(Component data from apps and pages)

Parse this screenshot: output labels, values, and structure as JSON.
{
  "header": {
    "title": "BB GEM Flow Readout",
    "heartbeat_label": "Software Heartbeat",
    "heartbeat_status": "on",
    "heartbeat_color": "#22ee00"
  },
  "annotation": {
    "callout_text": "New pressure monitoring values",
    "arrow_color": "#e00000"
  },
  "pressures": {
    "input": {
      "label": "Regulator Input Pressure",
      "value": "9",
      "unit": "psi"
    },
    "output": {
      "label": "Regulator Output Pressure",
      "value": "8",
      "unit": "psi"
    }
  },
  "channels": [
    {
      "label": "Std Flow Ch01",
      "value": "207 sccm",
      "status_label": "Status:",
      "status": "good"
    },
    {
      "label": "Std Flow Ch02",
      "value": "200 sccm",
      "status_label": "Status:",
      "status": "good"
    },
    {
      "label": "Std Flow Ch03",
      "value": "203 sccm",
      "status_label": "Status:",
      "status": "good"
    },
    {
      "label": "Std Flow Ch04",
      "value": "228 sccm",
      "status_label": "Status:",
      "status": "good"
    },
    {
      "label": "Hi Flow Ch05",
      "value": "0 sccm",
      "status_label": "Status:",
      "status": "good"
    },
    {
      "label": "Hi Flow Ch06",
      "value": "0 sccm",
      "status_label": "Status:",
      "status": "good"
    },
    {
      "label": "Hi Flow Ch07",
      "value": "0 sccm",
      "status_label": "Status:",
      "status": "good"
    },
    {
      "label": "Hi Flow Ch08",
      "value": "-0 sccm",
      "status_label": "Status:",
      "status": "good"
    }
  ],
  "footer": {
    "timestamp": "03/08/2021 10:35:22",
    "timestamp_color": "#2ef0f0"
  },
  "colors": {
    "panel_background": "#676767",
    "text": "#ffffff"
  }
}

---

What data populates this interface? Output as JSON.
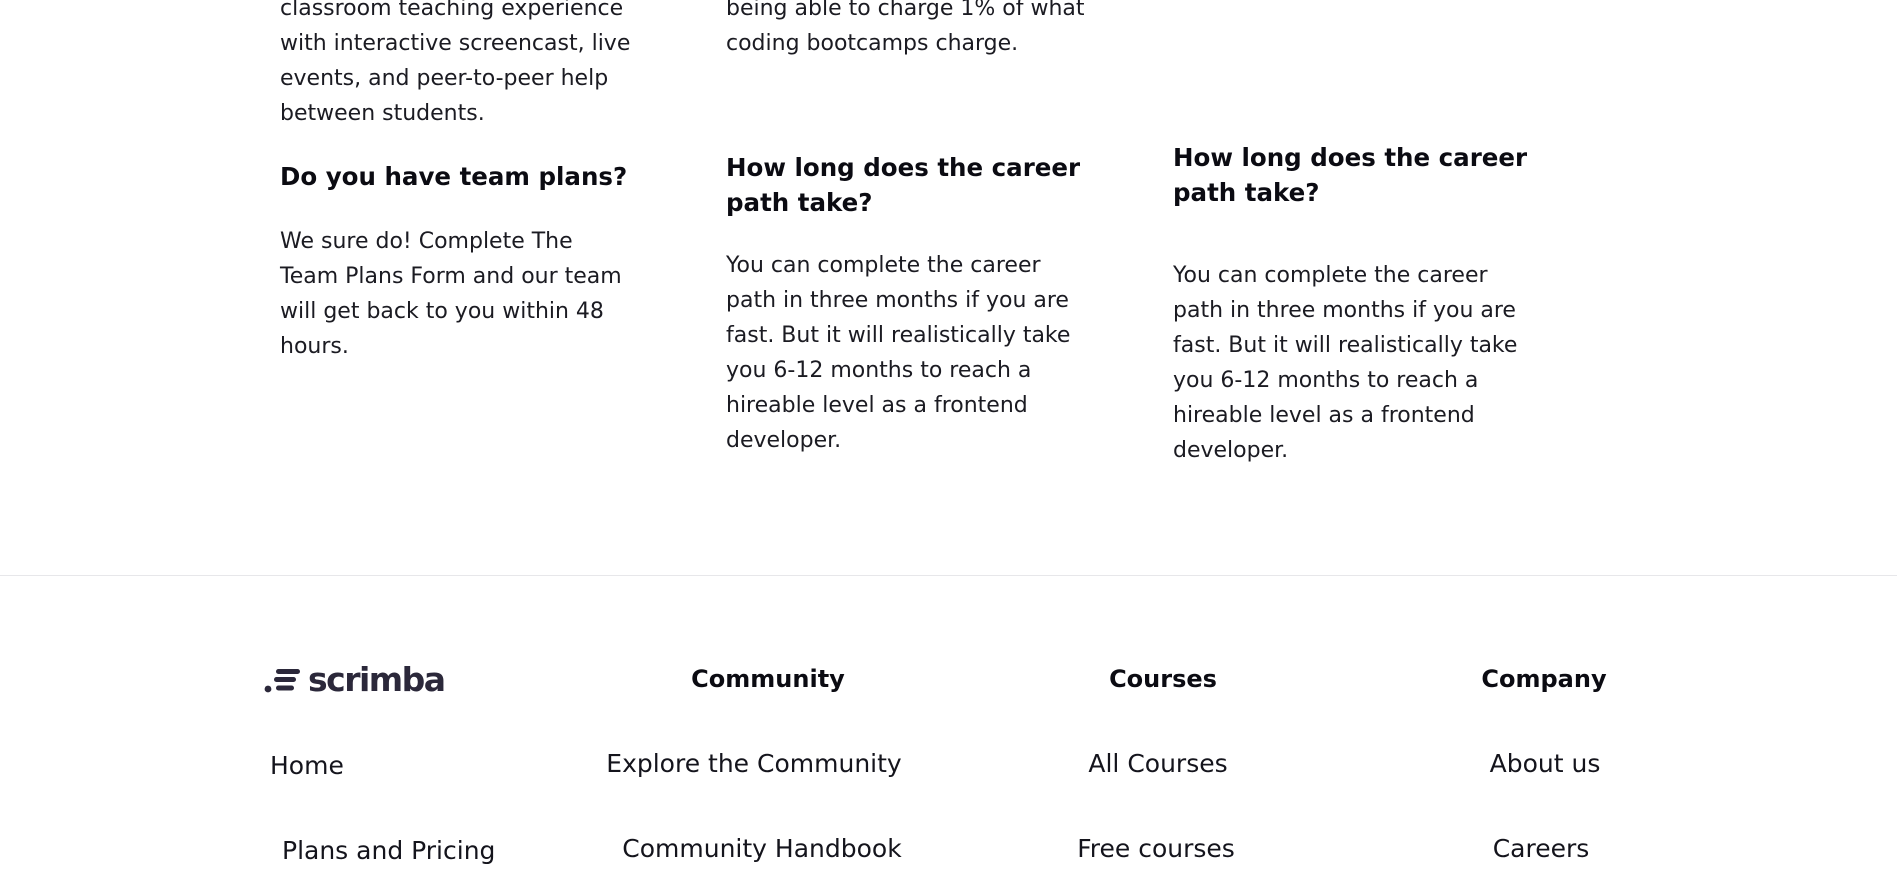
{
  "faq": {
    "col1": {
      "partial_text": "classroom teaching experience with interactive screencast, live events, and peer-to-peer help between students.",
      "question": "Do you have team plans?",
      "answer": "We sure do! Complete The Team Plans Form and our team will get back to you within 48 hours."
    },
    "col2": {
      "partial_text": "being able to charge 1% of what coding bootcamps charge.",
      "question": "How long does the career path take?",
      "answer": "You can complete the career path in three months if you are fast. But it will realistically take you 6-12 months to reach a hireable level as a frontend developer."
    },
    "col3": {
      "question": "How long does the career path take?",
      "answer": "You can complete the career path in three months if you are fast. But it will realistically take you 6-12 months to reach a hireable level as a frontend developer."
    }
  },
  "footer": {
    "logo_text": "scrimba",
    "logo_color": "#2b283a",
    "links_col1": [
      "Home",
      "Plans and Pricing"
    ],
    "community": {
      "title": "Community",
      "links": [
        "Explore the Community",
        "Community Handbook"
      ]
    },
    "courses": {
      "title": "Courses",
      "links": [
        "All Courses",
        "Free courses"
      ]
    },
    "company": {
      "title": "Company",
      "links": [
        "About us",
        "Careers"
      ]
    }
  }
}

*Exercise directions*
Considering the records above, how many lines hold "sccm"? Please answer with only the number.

*Task result*
8